In his book “The Mystery of Capital”, the world-famous Peruvian economist Hernando de Soto states that the central thesis is quite simple: you can’t solve the problem of stagnant, poverty-stricken economies unless you figure out how to make credit available so that people can start and operate businesses. This is a plug for enterprise development and even though the solution is conceptually simple it is not easy to implement.
A home grown attempt at a solution to this problem in the Caribbean has been presented as the 3M model of capital creation for the poor. It consists of the Metamorphosis, the Management and the Money, not just the credit.
The metamorphosis relates to the transformation of an idea, innovation or value proposition into a business concept with the “DNA of an elephant”. The management speaks to the concept of shepherding the entrepreneur so that obstacles are systematically cleared along the journey to business success. The money must be provided in a form which stimulates and supports the entrepreneur’s attempt to establish and grow the potential enterprise.
There is no shortage of business ideas with potential for growth. There is a plethora of management consultants who can mutate into shepherds with the appropriate training. However, the access to money has been traditionally through a “loan” financial instrument which frustrates the entrepreneur’s attempt to establish and grow the potential enterprise.
If the entrepreneur has a potentially viable business plan, the traditional conditionality for a loan includes (1) hard collateral, (2) immediate monthly repayment of principal and interest and (3) a fixed repayment period. The entrepreneur is often not in a position to provide hard collateral, the cash flow projections of the enterprise initially are usually not strong enough to support immediate monthly repayment of principal and interest and there are sometimes penalties if the enterprise does well enough to repay the principal balance well before the agreed upon repayment period.
A solution to the problem is an “innovative working capital financing” instrument where “management” replaces hard collateral, where “payment out of future profits” replaces monthly payments of principal and interest, and where “the exit clause” replaces the fixed repayment period.
This is where persons with excess disposable income can throw a life line, either individually or collectively, to the entrepreneur. Collective involvement is preferred because of the well established principle that “unity is strength” and the investment risk is spread over several entrepreneurs. Your excess disposable income may be getting little or no return in the current economic environment but financing the development of enterprises through an investment fund might be very attractive.
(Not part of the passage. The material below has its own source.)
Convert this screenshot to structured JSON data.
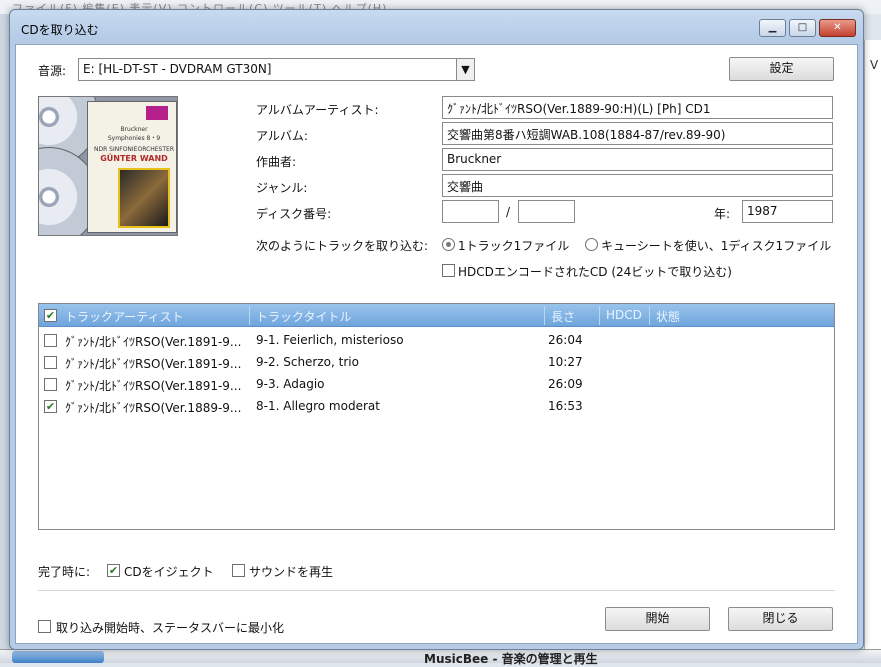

Such persons are encouraged to partner with enterprises and their shepherds towards a win-win outcome. The well researched, conceptualized and documented Barbados Entrepreneurs’ Venture Capital Fund which was launched in 2009 (currently lying dormant) is a useful creative business nucleus around which to build these concepts.
Let us all as leaders rescue the poor and empower them to convert their assets (ideas, work and savings) into capital so that they may one day become wealthy in their own right through the successful development of business enterprise. In this environment, the rich will get richer but the poor will get richer too. This will redound to the benefit of national economic recovery and sustainable economic growth.